> **Work to complete**
Every line containing the word "immich" must be pulled from the records.

Interface dataset entries
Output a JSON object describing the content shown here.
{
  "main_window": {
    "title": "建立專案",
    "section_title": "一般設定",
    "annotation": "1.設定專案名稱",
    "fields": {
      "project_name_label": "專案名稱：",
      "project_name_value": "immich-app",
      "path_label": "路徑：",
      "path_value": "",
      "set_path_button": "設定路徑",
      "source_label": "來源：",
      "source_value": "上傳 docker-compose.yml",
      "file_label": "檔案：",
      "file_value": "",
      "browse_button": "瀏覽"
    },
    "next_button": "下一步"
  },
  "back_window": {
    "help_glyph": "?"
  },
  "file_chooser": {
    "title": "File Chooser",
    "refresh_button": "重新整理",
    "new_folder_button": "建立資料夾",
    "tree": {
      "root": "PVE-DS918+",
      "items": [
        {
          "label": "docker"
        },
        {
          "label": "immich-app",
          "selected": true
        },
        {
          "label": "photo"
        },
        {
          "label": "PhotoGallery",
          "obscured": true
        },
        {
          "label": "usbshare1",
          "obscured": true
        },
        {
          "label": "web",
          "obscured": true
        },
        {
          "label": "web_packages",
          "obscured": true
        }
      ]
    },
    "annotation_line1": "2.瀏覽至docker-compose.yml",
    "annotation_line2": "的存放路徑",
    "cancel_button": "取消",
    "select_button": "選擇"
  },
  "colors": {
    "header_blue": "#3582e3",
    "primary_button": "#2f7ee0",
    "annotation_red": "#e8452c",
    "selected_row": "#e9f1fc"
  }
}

> **Result below**
      "project_name_value": "immich-app",
          "label": "immich-app",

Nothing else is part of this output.